I would also like to introduce some key commission people who are here today:
Sarah McDowell, Energy Executive Director
Con Sagonas, Senior Regulatory Manager, Regulatory Operations
Doug Young, Manager Marketing Operations
Kimberley Longmore, Licensing Exemptions Lead
Ann Randles, Senior Engagement and Education Officer
Marcus Crudden, Price Monitoring and Regulation Director
Like all Victorians, customers of exempt sellers (those living or operating businesses in embedded networks) have protections and exempt sellers are required to meet obligations to achieve these protections.
We also want to develop a better understanding of the needs of embedded network operators, and what we can do to support you to comply with your obligations.
A new phase in the commission’s relationship with embedded network operators
We are commencing a new phase in our relationship with embedded network operators.
Our goal is to engage purposefully with you – to ensure we understand your needs and that you clearly understand your obligations to your customers under the rules that guide your electricity activities, the general exemption order.

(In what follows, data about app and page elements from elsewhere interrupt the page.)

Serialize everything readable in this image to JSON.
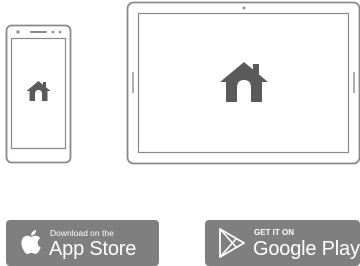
{
  "colors": {
    "device_outline": "#8a8a8a",
    "home_icon": "#5a5a5a",
    "badge_background": "#7f7f7f",
    "badge_text": "#ffffff"
  },
  "devices": {
    "phone": {
      "icon": "home-icon"
    },
    "tablet": {
      "icon": "home-icon"
    }
  },
  "badges": {
    "app_store": {
      "icon": "apple-logo-icon",
      "line1": "Download on the",
      "line2": "App Store"
    },
    "google_play": {
      "icon": "google-play-logo-icon",
      "line1": "GET IT ON",
      "line2": "Google Play"
    }
  }
}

While today is a first step in building that long-term relationship, we have been working on the foundation for this work for a while.
We have four roles when it comes to embedded networks:
we manage the exempt person register
we develop protections for customers living in embedded networks
we ensure compliance with the rules that apply to embedded network operators and
we set the default offer – the maximum price for electricity for embedded network customers.
Obligations of exempt persons
The majority of ‘exempt persons’ who are selling or supplying electricity through an embedded network need register with us and become a member of the Energy and Water Ombudsman.
Our register aims to:
keeping your registration up to date maintains your exemption from holding a licence - without it, you must apply for and be granted a licence, or you cannot sell or supply electricity
it is also a public register so customers can look up to see who to contact if they need to.
We also ensure compliance with the general exemption order - the legal instrument that allows you to operate your networks without a licence.
The obligations we are talking about today was created to give embedded network customers some of the same protections other customers enjoy – regardless of who supplies their electricity.
We have an important partner in the work of protecting customers and that partner is the Energy and Water Ombudsman of Victoria.
Role of the Energy and Water Ombudsman: Ombudsman Cynthia Gerbert
As the Energy and Water Ombudsman for Victoria, Cynthia gave an overview on the role of the ombudsman in supporting exempt sellers:
We are the dispute resolution scheme for exempt persons. We have 537 members, most of whom are exempt persons. There are energy and water ombudsman’s throughout Australia
As an independent entity, we are not part of government or a regulator – we don’t act for the consumer or for the entity specifically.
Our role is around resolving individual complaints independently and efficiently and seeing what we can do to reduce the occurrence of complaints.
We use the information and data from the 25,000 cases brought to us each year to bring more clarity to what actually is going on for consumers.
We started to see issues around embedded networks, but we were unable to help consumers as embedded networks weren’t members of our schemes. There were gaps in consumers protections, and they were starting to experience detrimental effects because of it.
The group then participated in a discussion with Commissioner Corden inviting questions from the group. Questions included:
the role of the ombudsman in the future of embedded networks
the power of choice for consumers
use of solar power for caravan parks
transfer of licences to a new business owner if the embedded network is sold
where to register as an embedded network provider
where embedded networks can raise complaints about a rouge operator
if the commission regulates the pricing for gas in caravan parks.
Commissioner Corden wrapped up the discussion with key reflections, thanked speakers Energy and Water Ombudsman Cynthia Gerbert and Energy Executive Director Sarah McDowell, and everyone for participating.